Wednesday, September 1, 2010
Wednesday, July 21, 2010
PARIS CHANDALIER X3
Paris Chandalier (sic) X3 is conceived as a three channel video installation.
The piece began as a parody of YouTube travelogues and evolved to include an examination of context and meaning derived from music and its effects on visual perception. My intention was to parody the customary city travelogues strung together for many of the world’s great cities by piecing images of their most famous icons. In Paris, these are the Eifel Tower, Arc De Triomphe, Champs Elysees. In my version of the “travelogue” the Eifel Tower is not recognizable when it appears, and often not perceived at all in the abstract photos that depict it or the other landmarks.
The piece utilizes a series of about 80 images shot in Paris in December and January 2009/10. The images are all of light and capture the “City of Light” in an abstract painterly manner that transforms it into pure light and color. Intended to be seen from three monitors that are suspended, as a triangular chandelier the work continues my exploration of “Photo-Chandaliers” a term I coined to describe the objects I created that combined elements of both. These Photo-Chandaliers evolved from my 1982 performance “Chandalier Fashion Show” starring Jack Smith. In 1984 I co-founded East Village performance club Chandalier (often spelled Chandelier by others.) There the Photo-Chandaliers were created initially as part of the décor. Subsequently, they have evolved and in Paris Chandalier X3 I am striving to transform the abstracted photo images of the city of light hanging them from video monitors as a chandelier.
To the images I wanted to add music and chose three distinctly different renditions of Cole Porter’s classic song I Love Paris-a personal favorite. With the music I was interested in giving the flavor of the city as an American in Paris. I discovered as I produced the tape that each of the renditions of the classic song created a unique quality though in each sequence the images remain identical. The timing was shortened or elongated to fit the music but the visual sequence remained identical. Yet, each song creates a unique atmosphere, which interacts with the images distinctly. Together the three sequences create a much more vibrant portrait though albeit it remains an abstract one.
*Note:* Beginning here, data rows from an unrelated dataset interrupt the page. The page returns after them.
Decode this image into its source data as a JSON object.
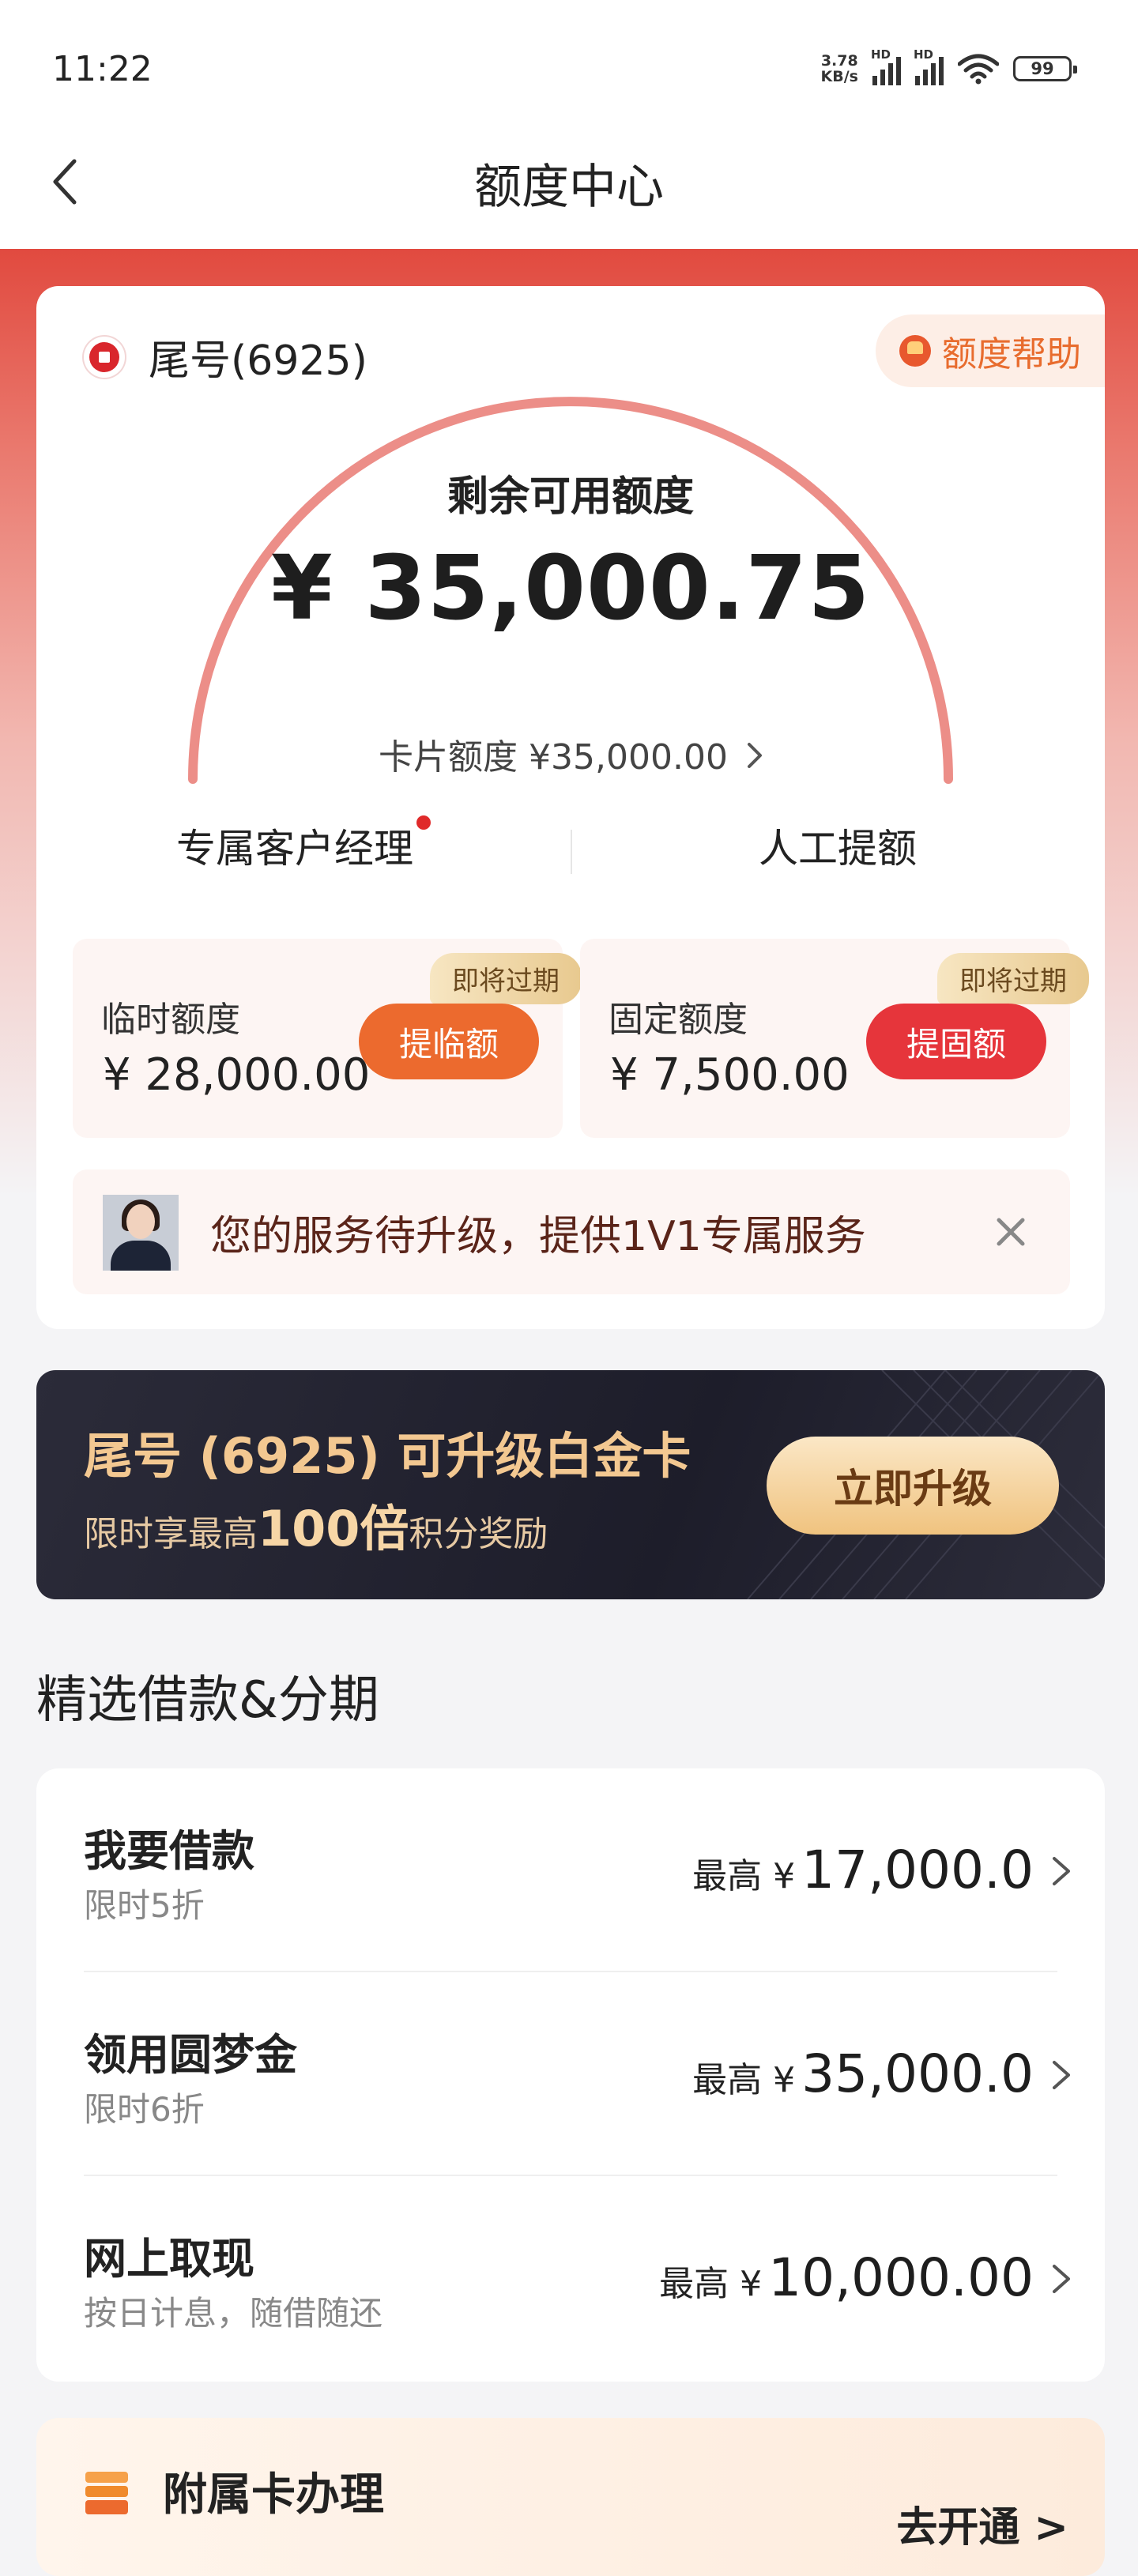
{
  "status_bar": {
    "time": "11:22",
    "net_speed_value": "3.78",
    "net_speed_unit": "KB/s",
    "sim1_label": "HD",
    "sim2_label": "HD",
    "battery": "99"
  },
  "nav": {
    "title": "额度中心",
    "back_icon": "chevron-left-icon"
  },
  "quota_card": {
    "card_tail": "尾号(6925)",
    "help_label": "额度帮助",
    "remaining_label": "剩余可用额度",
    "remaining_amount": "¥ 35,000.75",
    "card_limit_label": "卡片额度 ¥35,000.00",
    "manager_label": "专属客户经理",
    "manual_raise_label": "人工提额",
    "temp": {
      "label": "临时额度",
      "amount": "¥ 28,000.00",
      "tag": "即将过期",
      "button": "提临额"
    },
    "fixed": {
      "label": "固定额度",
      "amount": "¥ 7,500.00",
      "tag": "即将过期",
      "button": "提固额"
    },
    "service_text": "您的服务待升级，提供1V1专属服务"
  },
  "banner": {
    "title": "尾号 (6925) 可升级白金卡",
    "sub_prefix": "限时享最高",
    "sub_highlight": "100倍",
    "sub_suffix": "积分奖励",
    "button": "立即升级"
  },
  "section_title": "精选借款&分期",
  "loans": [
    {
      "name": "我要借款",
      "desc": "限时5折",
      "max_prefix": "最高 ¥",
      "max_amount": "17,000.0"
    },
    {
      "name": "领用圆梦金",
      "desc": "限时6折",
      "max_prefix": "最高 ¥",
      "max_amount": "35,000.0"
    },
    {
      "name": "网上取现",
      "desc": "按日计息，随借随还",
      "max_prefix": "最高 ¥",
      "max_amount": "10,000.00"
    }
  ],
  "attach_card": {
    "title": "附属卡办理",
    "action": "去开通 >"
  },
  "colors": {
    "brand_red": "#e14a3f",
    "orange_button": "#ec6a2e",
    "red_button": "#e6353b",
    "gold": "#f0c37f"
  }
}
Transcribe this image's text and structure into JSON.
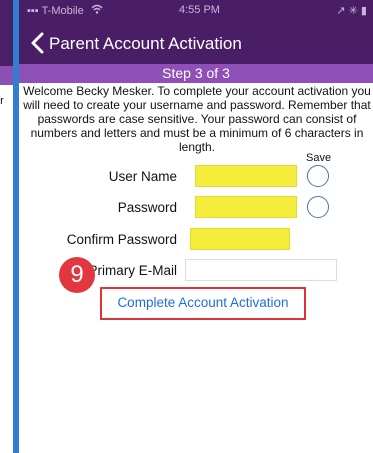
{
  "left_screen": {
    "partial_text": "er"
  },
  "status_bar": {
    "carrier": "T-Mobile",
    "wifi": "wifi-icon",
    "time": "4:55 PM",
    "right_icons": "↗ ✳ ▮"
  },
  "nav": {
    "back_icon": "chevron-left-icon",
    "title": "Parent Account Activation"
  },
  "step": {
    "label": "Step 3 of 3"
  },
  "intro": {
    "lines": [
      "Welcome Becky Mesker. To complete your account activation you",
      "will need to create your username and password. Remember that",
      "passwords are case sensitive. Your password can consist of",
      "numbers and letters and must be a minimum of 6 characters in",
      "length."
    ]
  },
  "form": {
    "save_header": "Save",
    "username_label": "User Name",
    "password_label": "Password",
    "confirm_label": "Confirm Password",
    "email_label": "Primary E-Mail"
  },
  "badge": {
    "number": "9",
    "color": "#e0383e"
  },
  "action": {
    "label": "Complete Account Activation"
  },
  "colors": {
    "header": "#4a1e66",
    "step_band": "#8e4fb6",
    "highlight_field": "#f5ed3b",
    "link": "#1f6fd6",
    "background": "#2f7fd0"
  }
}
Paris Chandalier X3 is intended to be seen ultimately as a three channel work. I envision the viewer able to move around the suspended triangle of monitors, each playing a single version of the song, which are of different lengths. As the three sound areas interact I am interested in the soundscapes that will be created where the songs bleed into each other acoustically. Since the songs are of different lengths, these acoustic spaces will be in constant flux as different sections of each song overlap. To transform the uploaded Paris Chandalier X3 into a three channel piece: place 3 laptops or I-pads in a triangle, FF to beginning of each channel, and start all 3 versions simultaneously.
Saturday, February 27, 2010
Wednesday, February 24, 2010
Saturday, February 6, 2010
THE SILENCE OF MARCEL DUCHAMP
BY ELA TROYANO & UZI PARNES
AT THE 60TH BERLINALE--FORUM EXPANDED
Thursday, Feb. 18 at 9pm @ Kino Arsenal 1
The title of this live film performance comes from a graffiti – the silence of Marcel Duchamp is overrated – found on a wall in an abandoned pier on the West Side Highway in New York City. The piers were a meeting ground for gay sexual encounters in the late 70’s and early 80’s. Partly in ruins, with long hallways, open rooms, broken windows, all surrounded by water, the piers were photographed, written about and filmed before they were torn down by the 90’s. The piers no longer occupy a physical space but they have since evolved into a historic artistic presence, becoming a metaphor for a shared past.
The performance includes music by John Zorn: Beuysblock, a portrait of the late artist Joseph Beuys. It begins with images of the pier, male torsos, cave like drawings, urinals, the Hudson River, a spectacle memorializes the creatures that inhabited the piers. Toy soldiers seen through broken shards of glass are a playful take on the „Uzi“ machine gun, referencing his expatriate Israeli and Jewish upbringing. His torn Barbie dolls and drag divas are superimposed on Troyano’s projections: a burst of fireworks and ballerina shadow play. What appears to be an image of a graphic fence is a projected fragment of a small mesh evening bag, one of the few things her mother was able to bring from her native La Habana, Cuba.